In every job it’s easy to lose sight of the forest for the trees. It doesn’t matter what your role is, once you get into problem-solving mode you lose track of the bigger picture. But consultants are supposed to be better then that.

You deal with this by always starting with the question ‘why?’. When your customer asks you to help them scale their web site - ask them ‘why do you need to scale it up?’. When they ask you to rewrite their legacy application - ask them ‘why do you need it rewritten?’. When they ask you to integrate their legacy systems - ask them ‘why do they need to be integrated?’. The answers will often surprise you.

When people frame problems they bring along all of the baggage that went into defining the problem. They have biases and misconceptions that a consultant doesn’t. That means that the problem they’re bringing to you might not be the problem they think it is. But if you never question the problem then you’ll be working on the wrong solution.

In every job it’s easy to lose sight of the forest for the trees.

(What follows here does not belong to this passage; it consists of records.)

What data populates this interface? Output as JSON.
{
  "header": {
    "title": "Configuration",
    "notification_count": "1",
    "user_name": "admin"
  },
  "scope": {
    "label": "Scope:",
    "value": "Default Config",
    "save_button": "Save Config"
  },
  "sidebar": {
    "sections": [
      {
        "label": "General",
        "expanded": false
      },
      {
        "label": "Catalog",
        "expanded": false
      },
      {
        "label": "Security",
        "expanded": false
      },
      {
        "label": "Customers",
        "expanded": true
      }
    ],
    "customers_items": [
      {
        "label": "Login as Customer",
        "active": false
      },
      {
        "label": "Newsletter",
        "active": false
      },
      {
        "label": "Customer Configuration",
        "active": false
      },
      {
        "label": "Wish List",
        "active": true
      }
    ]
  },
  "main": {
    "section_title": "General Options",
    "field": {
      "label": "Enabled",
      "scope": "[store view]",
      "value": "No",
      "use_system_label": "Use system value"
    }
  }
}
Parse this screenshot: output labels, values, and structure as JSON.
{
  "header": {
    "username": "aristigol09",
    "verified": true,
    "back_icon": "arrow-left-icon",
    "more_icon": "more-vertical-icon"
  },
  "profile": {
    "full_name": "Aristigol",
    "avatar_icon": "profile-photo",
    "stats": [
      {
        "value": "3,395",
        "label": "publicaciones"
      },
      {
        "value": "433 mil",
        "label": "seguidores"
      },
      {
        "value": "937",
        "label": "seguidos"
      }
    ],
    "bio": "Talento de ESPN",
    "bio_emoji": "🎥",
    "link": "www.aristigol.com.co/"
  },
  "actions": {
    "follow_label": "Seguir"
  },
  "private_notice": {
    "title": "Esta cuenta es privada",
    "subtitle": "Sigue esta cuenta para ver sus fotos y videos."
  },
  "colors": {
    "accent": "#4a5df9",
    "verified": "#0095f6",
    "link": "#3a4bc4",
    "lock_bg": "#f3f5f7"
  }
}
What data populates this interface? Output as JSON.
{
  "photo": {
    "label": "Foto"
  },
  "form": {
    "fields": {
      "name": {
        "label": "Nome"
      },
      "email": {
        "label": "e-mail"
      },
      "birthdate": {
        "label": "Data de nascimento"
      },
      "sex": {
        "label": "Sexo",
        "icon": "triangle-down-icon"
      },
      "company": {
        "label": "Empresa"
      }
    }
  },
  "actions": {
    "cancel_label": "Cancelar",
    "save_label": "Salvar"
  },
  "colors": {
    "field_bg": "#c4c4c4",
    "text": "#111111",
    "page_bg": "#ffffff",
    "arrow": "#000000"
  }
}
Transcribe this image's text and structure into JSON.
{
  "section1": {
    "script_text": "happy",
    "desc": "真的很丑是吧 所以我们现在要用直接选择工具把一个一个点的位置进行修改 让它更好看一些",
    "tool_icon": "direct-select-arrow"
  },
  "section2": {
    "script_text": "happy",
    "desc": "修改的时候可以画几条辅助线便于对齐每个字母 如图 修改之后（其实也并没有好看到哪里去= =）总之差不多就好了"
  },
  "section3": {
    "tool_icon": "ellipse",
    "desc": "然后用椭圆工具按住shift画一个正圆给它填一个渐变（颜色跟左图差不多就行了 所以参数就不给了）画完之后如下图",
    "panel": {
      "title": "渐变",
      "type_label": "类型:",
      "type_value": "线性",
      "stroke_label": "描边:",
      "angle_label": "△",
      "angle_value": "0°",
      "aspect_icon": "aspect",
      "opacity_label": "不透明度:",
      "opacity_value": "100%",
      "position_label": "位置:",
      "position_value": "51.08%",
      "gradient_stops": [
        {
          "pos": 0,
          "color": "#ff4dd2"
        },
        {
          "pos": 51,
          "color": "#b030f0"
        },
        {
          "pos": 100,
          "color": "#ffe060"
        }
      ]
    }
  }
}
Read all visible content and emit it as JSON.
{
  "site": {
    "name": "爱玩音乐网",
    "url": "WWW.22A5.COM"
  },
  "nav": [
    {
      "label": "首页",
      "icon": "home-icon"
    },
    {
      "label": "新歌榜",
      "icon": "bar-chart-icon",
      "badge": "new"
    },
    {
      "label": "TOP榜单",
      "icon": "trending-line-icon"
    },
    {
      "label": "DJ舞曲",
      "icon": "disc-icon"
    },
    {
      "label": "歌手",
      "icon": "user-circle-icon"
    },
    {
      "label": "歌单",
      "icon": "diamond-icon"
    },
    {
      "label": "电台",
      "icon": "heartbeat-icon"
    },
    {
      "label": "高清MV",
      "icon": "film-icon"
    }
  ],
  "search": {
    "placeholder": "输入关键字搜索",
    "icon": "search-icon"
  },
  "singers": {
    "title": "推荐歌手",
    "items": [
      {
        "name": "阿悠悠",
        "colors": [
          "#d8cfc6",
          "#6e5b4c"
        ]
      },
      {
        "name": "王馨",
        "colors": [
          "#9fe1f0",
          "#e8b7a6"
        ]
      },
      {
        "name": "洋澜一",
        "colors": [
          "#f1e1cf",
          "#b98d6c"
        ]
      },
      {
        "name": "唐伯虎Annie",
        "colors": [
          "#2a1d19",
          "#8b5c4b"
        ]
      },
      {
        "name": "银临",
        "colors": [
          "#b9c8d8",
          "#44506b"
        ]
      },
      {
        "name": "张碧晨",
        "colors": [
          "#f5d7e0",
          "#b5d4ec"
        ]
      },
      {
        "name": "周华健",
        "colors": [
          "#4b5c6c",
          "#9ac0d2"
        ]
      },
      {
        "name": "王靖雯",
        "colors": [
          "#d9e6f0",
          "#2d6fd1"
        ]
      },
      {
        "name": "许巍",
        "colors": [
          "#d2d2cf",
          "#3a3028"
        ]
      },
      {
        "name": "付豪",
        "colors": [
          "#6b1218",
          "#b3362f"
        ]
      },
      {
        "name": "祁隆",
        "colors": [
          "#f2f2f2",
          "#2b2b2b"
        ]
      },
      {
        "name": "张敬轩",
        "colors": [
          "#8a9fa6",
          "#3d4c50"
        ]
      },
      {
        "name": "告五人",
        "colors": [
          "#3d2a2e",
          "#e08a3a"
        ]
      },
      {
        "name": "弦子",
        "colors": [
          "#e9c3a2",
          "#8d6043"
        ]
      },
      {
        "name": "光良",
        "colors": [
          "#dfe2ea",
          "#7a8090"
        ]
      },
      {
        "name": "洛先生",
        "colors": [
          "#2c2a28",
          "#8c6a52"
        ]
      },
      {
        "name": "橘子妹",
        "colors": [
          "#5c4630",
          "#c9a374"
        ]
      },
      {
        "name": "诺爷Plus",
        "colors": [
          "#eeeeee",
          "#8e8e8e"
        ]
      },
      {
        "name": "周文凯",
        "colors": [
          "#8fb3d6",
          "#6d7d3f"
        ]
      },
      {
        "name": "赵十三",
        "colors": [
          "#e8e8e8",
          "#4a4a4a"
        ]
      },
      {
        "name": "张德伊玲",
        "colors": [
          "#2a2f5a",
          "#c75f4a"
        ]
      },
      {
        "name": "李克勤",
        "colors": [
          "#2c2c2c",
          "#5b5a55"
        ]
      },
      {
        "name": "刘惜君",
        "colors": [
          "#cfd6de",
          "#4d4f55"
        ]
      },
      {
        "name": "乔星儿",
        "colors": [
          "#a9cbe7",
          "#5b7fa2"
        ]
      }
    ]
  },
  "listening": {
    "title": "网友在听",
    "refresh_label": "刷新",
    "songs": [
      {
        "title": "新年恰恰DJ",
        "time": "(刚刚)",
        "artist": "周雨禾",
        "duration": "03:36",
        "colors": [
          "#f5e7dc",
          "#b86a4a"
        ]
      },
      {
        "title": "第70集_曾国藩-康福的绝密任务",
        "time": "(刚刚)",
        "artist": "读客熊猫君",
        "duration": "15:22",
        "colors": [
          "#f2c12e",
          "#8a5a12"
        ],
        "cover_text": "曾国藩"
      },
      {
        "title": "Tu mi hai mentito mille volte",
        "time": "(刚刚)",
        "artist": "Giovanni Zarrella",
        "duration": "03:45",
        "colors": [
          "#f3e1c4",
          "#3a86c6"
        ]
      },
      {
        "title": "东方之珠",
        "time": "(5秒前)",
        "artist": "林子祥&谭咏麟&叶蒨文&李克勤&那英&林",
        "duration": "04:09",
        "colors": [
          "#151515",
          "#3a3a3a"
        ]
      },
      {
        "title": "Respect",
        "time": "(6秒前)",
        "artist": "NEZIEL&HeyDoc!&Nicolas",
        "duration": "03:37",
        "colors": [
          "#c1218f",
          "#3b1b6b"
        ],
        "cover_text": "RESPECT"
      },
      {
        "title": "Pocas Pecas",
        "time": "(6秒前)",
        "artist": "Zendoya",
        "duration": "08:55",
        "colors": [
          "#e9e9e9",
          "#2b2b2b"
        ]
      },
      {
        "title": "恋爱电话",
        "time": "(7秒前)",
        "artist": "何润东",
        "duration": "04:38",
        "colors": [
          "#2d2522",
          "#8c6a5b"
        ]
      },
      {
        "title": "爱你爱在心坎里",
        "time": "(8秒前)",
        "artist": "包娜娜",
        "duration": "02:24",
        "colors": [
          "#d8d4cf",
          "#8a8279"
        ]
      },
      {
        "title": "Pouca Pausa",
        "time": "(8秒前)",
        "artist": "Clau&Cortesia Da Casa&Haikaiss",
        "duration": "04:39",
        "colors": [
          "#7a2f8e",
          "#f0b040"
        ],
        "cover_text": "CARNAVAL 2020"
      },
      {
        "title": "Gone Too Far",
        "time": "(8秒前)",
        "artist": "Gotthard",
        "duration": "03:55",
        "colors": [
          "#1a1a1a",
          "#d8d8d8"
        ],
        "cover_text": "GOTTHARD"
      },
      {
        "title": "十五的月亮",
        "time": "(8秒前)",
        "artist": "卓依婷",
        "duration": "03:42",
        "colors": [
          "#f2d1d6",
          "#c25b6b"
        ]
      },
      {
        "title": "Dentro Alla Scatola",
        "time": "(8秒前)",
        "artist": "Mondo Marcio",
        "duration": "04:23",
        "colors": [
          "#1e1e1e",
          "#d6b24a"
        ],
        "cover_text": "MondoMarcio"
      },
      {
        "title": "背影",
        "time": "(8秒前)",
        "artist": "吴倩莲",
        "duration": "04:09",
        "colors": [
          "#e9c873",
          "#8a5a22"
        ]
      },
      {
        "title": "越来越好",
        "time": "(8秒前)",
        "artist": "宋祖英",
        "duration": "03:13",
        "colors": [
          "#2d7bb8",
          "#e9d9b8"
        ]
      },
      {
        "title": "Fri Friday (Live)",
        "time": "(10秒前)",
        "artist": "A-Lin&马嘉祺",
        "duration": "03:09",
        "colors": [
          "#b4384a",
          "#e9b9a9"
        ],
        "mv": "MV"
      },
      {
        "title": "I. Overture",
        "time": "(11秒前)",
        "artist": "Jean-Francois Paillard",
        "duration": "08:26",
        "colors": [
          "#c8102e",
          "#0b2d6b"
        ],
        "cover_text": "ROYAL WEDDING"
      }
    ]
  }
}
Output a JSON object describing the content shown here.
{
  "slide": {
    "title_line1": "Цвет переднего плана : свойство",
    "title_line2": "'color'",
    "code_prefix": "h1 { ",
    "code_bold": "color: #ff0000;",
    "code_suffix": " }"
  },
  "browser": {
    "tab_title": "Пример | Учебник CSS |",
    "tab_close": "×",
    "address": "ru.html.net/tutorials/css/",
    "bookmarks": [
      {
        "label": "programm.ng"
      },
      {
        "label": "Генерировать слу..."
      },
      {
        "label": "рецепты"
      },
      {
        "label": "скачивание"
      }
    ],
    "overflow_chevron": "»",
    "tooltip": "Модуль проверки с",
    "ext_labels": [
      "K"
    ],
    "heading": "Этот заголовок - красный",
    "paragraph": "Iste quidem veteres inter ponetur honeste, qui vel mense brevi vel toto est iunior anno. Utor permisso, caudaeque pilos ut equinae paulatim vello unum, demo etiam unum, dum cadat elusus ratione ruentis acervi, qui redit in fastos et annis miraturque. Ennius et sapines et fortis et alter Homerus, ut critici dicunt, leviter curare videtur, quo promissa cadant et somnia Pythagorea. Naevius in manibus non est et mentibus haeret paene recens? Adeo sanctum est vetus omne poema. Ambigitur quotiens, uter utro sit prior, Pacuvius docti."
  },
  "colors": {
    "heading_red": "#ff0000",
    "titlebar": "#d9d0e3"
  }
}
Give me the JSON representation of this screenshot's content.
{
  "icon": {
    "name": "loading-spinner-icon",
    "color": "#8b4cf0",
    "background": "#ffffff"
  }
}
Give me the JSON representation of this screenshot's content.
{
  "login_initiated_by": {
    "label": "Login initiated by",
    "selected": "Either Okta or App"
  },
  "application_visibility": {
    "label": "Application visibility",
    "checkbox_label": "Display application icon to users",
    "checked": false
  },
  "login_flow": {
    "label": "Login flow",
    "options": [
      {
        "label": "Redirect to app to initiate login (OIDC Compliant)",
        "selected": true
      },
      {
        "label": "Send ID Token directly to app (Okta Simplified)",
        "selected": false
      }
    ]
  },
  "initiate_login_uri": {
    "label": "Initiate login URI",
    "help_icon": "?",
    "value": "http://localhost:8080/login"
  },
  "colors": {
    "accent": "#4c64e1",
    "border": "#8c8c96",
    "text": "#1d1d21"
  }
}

It doesn’t matter what your role is, once you get into problem-solving mode you lose track of the bigger picture. But consultants are supposed to be better then that.

You deal with this by always starting with the question ‘why?’. When your customer asks you to help them scale their web site - ask them ‘why do you need to scale it up?’. When they ask you to rewrite their legacy application - ask them ‘why do you need it rewritten?’. When they ask you to integrate their legacy systems - ask them ‘why do they need to be integrated?’. The answers will often surprise you.

When people frame problems they bring along all of the baggage that went into defining the problem. They have biases and misconceptions that a consultant doesn’t. That means that the problem they’re bringing to you might not be the problem they think it is. But if you never question the problem then you’ll be working on the wrong solution.